Dataset rows describing interfaces
━━━━━━
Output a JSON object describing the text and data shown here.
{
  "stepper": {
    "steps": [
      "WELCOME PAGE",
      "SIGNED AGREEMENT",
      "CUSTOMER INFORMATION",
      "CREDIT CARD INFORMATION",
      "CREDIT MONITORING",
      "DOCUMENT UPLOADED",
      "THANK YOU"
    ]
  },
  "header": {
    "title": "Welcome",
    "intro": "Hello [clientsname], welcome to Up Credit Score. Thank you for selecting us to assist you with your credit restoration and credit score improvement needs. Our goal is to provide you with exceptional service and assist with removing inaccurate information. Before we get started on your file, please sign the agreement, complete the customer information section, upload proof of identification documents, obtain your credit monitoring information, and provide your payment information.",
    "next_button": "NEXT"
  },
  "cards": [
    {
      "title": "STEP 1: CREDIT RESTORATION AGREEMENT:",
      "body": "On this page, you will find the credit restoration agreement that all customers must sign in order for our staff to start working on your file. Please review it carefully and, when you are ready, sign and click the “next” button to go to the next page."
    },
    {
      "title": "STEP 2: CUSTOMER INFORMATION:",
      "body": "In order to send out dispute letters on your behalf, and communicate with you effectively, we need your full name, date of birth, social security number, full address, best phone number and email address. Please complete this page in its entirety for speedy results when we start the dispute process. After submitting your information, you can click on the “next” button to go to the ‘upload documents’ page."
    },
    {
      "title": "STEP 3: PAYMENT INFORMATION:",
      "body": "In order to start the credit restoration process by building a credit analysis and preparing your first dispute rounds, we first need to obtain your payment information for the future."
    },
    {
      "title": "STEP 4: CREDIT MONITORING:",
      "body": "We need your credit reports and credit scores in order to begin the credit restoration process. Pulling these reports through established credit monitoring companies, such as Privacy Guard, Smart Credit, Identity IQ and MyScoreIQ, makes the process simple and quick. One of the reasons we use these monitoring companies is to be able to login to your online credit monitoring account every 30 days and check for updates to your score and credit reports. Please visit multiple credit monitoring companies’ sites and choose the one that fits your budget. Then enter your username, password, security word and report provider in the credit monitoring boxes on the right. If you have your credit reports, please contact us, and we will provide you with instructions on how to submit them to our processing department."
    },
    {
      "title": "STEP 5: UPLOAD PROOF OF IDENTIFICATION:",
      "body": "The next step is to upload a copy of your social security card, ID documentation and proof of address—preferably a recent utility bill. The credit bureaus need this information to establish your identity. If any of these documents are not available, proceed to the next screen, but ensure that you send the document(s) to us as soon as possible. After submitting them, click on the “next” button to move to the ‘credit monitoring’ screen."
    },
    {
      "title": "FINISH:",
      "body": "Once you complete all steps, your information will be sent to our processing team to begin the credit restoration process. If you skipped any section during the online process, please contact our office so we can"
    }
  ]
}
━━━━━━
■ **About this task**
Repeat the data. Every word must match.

■ **Written answer**
Output a JSON object describing the text and data shown here.
{
  "stepper": {
    "steps": [
      "WELCOME PAGE",
      "SIGNED AGREEMENT",
      "CUSTOMER INFORMATION",
      "CREDIT CARD INFORMATION",
      "CREDIT MONITORING",
      "DOCUMENT UPLOADED",
      "THANK YOU"
    ]
  },
  "header": {
    "title": "Welcome",
    "intro": "Hello [clientsname], welcome to Up Credit Score. Thank you for selecting us to assist you with your credit restoration and credit score improvement needs. Our goal is to provide you with exceptional service and assist with removing inaccurate information. Before we get started on your file, please sign the agreement, complete the customer information section, upload proof of identification documents, obtain your credit monitoring information, and provide your payment information.",
    "next_button": "NEXT"
  },
  "cards": [
    {
      "title": "STEP 1: CREDIT RESTORATION AGREEMENT:",
      "body": "On this page, you will find the credit restoration agreement that all customers must sign in order for our staff to start working on your file. Please review it carefully and, when you are ready, sign and click the “next” button to go to the next page."
    },
    {
      "title": "STEP 2: CUSTOMER INFORMATION:",
      "body": "In order to send out dispute letters on your behalf, and communicate with you effectively, we need your full name, date of birth, social security number, full address, best phone number and email address. Please complete this page in its entirety for speedy results when we start the dispute process. After submitting your information, you can click on the “next” button to go to the ‘upload documents’ page."
    },
    {
      "title": "STEP 3: PAYMENT INFORMATION:",
      "body": "In order to start the credit restoration process by building a credit analysis and preparing your first dispute rounds, we first need to obtain your payment information for the future."
    },
    {
      "title": "STEP 4: CREDIT MONITORING:",
      "body": "We need your credit reports and credit scores in order to begin the credit restoration process. Pulling these reports through established credit monitoring companies, such as Privacy Guard, Smart Credit, Identity IQ and MyScoreIQ, makes the process simple and quick. One of the reasons we use these monitoring companies is to be able to login to your online credit monitoring account every 30 days and check for updates to your score and credit reports. Please visit multiple credit monitoring companies’ sites and choose the one that fits your budget. Then enter your username, password, security word and report provider in the credit monitoring boxes on the right. If you have your credit reports, please contact us, and we will provide you with instructions on how to submit them to our processing department."
    },
    {
      "title": "STEP 5: UPLOAD PROOF OF IDENTIFICATION:",
      "body": "The next step is to upload a copy of your social security card, ID documentation and proof of address—preferably a recent utility bill. The credit bureaus need this information to establish your identity. If any of these documents are not available, proceed to the next screen, but ensure that you send the document(s) to us as soon as possible. After submitting them, click on the “next” button to move to the ‘credit monitoring’ screen."
    },
    {
      "title": "FINISH:",
      "body": "Once you complete all steps, your information will be sent to our processing team to begin the credit restoration process. If you skipped any section during the online process, please contact our office so we can"
    }
  ]
}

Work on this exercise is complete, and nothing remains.